>>>>

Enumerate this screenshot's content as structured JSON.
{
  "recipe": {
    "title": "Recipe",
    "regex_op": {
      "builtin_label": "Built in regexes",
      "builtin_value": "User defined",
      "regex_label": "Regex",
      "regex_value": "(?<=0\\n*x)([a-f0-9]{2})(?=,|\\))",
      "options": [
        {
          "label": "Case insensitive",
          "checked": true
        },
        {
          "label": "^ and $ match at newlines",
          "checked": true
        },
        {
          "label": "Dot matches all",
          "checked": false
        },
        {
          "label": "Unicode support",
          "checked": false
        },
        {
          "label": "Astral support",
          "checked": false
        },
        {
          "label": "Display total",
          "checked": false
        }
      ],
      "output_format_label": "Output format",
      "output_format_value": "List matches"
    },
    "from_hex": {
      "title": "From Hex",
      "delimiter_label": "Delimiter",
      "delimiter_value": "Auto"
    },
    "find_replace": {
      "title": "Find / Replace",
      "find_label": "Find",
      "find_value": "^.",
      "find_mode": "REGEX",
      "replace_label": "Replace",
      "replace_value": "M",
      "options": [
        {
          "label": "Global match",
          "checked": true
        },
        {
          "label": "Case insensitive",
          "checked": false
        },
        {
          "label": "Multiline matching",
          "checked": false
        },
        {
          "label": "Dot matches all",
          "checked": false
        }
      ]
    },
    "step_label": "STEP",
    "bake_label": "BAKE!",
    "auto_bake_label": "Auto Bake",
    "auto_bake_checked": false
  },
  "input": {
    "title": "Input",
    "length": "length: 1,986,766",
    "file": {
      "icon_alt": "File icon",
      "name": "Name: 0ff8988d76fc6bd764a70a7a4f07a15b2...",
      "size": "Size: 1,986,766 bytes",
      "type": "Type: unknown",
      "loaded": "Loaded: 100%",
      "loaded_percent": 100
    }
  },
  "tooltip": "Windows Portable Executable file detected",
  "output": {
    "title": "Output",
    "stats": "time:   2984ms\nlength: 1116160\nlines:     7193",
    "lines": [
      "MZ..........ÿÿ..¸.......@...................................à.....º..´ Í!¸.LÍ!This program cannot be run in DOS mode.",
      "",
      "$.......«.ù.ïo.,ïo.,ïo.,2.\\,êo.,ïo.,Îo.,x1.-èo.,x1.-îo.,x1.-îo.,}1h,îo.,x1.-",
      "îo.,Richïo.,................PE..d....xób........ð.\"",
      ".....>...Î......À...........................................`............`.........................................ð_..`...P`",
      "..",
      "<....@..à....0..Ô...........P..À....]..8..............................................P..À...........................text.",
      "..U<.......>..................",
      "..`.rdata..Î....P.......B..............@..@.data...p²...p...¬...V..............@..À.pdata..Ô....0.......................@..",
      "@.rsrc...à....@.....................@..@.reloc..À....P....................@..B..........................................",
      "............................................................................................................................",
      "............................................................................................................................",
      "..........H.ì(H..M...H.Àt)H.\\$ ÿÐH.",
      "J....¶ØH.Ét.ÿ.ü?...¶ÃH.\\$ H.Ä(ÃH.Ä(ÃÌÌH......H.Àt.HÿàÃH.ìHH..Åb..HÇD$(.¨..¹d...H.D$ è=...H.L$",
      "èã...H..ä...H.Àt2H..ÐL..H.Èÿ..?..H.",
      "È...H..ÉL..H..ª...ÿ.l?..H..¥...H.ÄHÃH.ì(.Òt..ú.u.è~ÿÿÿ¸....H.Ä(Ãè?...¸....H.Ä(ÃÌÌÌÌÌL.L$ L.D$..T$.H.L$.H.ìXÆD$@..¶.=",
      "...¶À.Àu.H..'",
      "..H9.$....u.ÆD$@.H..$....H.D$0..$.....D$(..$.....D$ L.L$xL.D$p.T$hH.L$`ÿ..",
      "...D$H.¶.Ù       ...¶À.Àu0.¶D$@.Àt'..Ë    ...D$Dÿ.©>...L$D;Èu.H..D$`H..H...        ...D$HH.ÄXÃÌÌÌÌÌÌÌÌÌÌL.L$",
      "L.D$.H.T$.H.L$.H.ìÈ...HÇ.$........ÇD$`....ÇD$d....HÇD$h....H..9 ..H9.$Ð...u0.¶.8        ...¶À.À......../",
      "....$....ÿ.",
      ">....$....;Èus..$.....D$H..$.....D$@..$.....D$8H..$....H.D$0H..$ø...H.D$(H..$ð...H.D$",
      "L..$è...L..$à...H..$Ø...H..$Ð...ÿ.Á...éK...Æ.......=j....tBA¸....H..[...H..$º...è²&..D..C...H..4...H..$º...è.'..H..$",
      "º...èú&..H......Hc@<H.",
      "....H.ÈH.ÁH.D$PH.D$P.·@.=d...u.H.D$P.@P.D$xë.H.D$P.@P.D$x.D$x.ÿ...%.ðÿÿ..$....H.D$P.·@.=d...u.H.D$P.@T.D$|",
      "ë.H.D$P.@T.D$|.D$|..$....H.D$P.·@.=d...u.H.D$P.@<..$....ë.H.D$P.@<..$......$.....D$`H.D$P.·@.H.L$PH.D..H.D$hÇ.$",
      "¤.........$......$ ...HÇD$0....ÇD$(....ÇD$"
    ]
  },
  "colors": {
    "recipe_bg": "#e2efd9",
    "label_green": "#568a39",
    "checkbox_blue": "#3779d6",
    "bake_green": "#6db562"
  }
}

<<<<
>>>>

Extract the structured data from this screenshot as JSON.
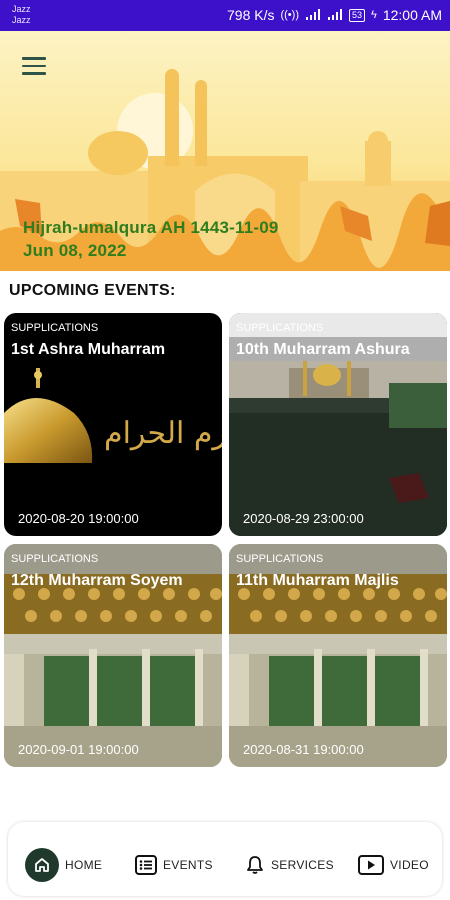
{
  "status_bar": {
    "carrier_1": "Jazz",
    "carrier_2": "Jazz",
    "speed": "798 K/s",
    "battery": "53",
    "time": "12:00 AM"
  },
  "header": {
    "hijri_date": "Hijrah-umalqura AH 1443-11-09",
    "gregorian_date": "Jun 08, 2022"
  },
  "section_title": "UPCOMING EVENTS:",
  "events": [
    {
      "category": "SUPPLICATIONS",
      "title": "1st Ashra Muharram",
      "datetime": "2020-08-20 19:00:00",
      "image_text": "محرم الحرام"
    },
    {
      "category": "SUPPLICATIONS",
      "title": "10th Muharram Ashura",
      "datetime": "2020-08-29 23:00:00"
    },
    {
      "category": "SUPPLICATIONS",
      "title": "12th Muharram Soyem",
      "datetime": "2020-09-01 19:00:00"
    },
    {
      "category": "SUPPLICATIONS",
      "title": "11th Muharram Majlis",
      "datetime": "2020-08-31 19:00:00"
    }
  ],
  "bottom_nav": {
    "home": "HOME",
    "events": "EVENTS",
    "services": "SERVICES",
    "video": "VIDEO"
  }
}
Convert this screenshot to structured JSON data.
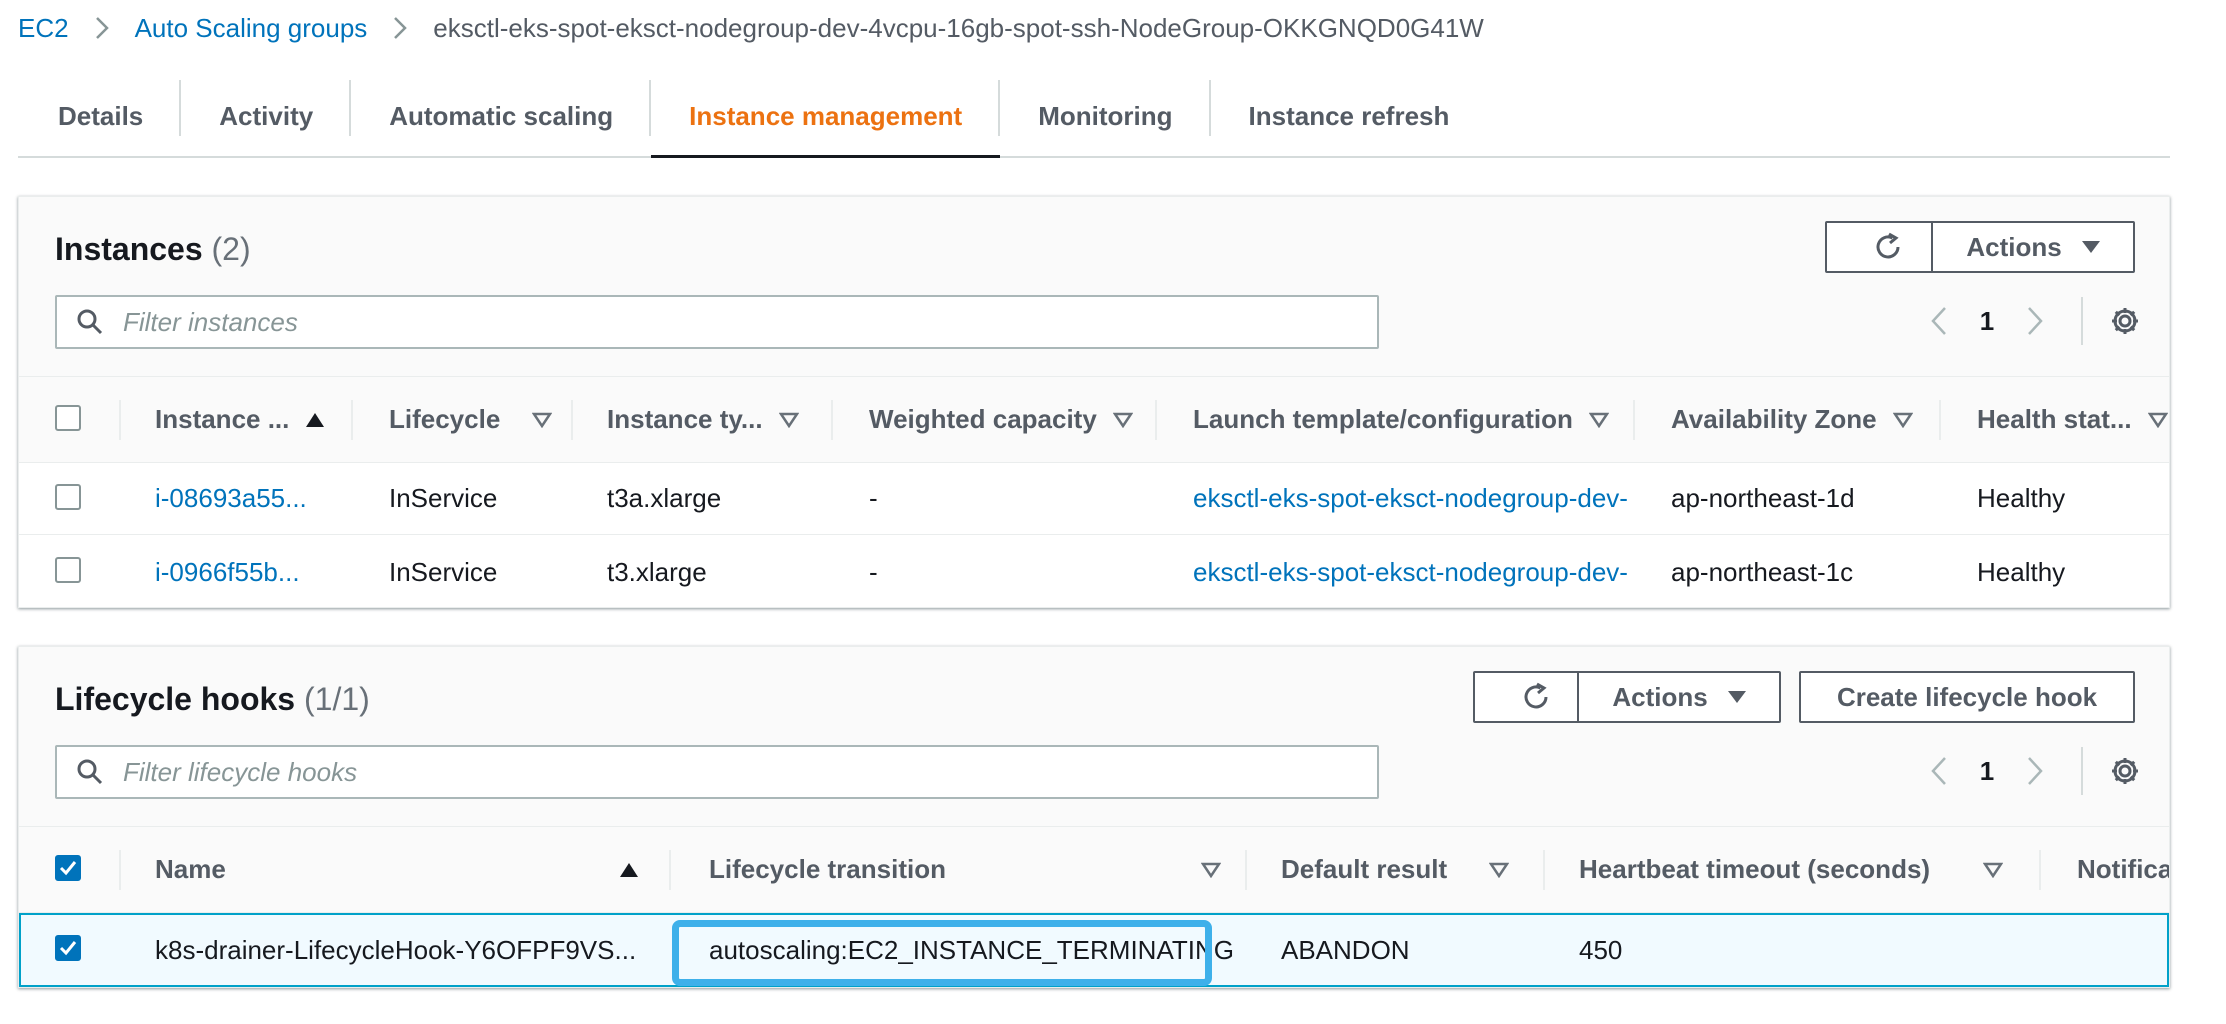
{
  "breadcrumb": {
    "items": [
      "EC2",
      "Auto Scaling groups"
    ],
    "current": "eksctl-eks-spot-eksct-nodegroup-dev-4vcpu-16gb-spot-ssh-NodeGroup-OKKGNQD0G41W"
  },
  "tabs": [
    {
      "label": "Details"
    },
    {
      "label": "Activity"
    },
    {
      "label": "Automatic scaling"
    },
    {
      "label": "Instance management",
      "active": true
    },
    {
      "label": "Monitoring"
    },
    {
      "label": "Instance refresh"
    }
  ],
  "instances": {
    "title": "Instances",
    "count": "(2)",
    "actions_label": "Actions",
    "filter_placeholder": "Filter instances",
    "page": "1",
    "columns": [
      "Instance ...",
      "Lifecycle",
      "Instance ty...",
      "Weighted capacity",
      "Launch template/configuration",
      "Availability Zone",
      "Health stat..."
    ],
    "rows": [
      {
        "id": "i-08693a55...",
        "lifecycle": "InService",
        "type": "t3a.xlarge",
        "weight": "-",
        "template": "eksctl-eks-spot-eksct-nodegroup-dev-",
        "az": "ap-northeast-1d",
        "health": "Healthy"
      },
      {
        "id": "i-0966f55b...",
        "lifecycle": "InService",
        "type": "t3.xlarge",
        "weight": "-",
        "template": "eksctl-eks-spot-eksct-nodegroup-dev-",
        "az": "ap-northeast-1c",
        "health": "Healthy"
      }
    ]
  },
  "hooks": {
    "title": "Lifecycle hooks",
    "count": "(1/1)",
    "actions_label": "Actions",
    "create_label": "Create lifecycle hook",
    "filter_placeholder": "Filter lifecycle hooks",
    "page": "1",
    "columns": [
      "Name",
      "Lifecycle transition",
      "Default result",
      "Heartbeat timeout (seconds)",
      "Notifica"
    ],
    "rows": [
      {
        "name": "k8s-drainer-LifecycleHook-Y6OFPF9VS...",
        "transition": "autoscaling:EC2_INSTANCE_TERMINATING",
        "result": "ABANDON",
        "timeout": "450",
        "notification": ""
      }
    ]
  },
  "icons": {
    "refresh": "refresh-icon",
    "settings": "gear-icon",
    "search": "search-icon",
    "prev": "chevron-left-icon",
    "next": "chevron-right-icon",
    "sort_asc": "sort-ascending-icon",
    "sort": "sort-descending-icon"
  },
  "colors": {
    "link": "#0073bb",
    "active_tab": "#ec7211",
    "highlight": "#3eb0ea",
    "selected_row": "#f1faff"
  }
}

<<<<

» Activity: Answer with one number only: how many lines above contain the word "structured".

» Solution below: 3